__Description of the task__
What is needed here is an exact reprint of every record below.

Source records:

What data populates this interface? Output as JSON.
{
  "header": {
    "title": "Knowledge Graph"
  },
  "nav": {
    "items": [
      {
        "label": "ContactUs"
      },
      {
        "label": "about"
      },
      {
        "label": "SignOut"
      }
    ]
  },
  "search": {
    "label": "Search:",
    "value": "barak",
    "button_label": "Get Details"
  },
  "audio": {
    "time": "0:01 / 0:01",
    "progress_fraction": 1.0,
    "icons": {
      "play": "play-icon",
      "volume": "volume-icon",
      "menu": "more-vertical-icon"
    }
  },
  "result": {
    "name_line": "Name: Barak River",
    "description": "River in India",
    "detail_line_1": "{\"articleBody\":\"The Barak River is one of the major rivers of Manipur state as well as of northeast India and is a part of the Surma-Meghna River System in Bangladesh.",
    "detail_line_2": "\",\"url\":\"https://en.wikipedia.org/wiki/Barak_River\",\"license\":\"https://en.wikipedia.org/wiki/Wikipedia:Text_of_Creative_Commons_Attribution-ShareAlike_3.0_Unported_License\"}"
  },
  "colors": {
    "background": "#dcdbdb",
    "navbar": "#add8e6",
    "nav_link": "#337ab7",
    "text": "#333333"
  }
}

__Worked solution__
What data populates this interface? Output as JSON.
{
  "header": {
    "title": "Knowledge Graph"
  },
  "nav": {
    "items": [
      {
        "label": "ContactUs"
      },
      {
        "label": "about"
      },
      {
        "label": "SignOut"
      }
    ]
  },
  "search": {
    "label": "Search:",
    "value": "barak",
    "button_label": "Get Details"
  },
  "audio": {
    "time": "0:01 / 0:01",
    "progress_fraction": 1.0,
    "icons": {
      "play": "play-icon",
      "volume": "volume-icon",
      "menu": "more-vertical-icon"
    }
  },
  "result": {
    "name_line": "Name: Barak River",
    "description": "River in India",
    "detail_line_1": "{\"articleBody\":\"The Barak River is one of the major rivers of Manipur state as well as of northeast India and is a part of the Surma-Meghna River System in Bangladesh.",
    "detail_line_2": "\",\"url\":\"https://en.wikipedia.org/wiki/Barak_River\",\"license\":\"https://en.wikipedia.org/wiki/Wikipedia:Text_of_Creative_Commons_Attribution-ShareAlike_3.0_Unported_License\"}"
  },
  "colors": {
    "background": "#dcdbdb",
    "navbar": "#add8e6",
    "nav_link": "#337ab7",
    "text": "#333333"
  }
}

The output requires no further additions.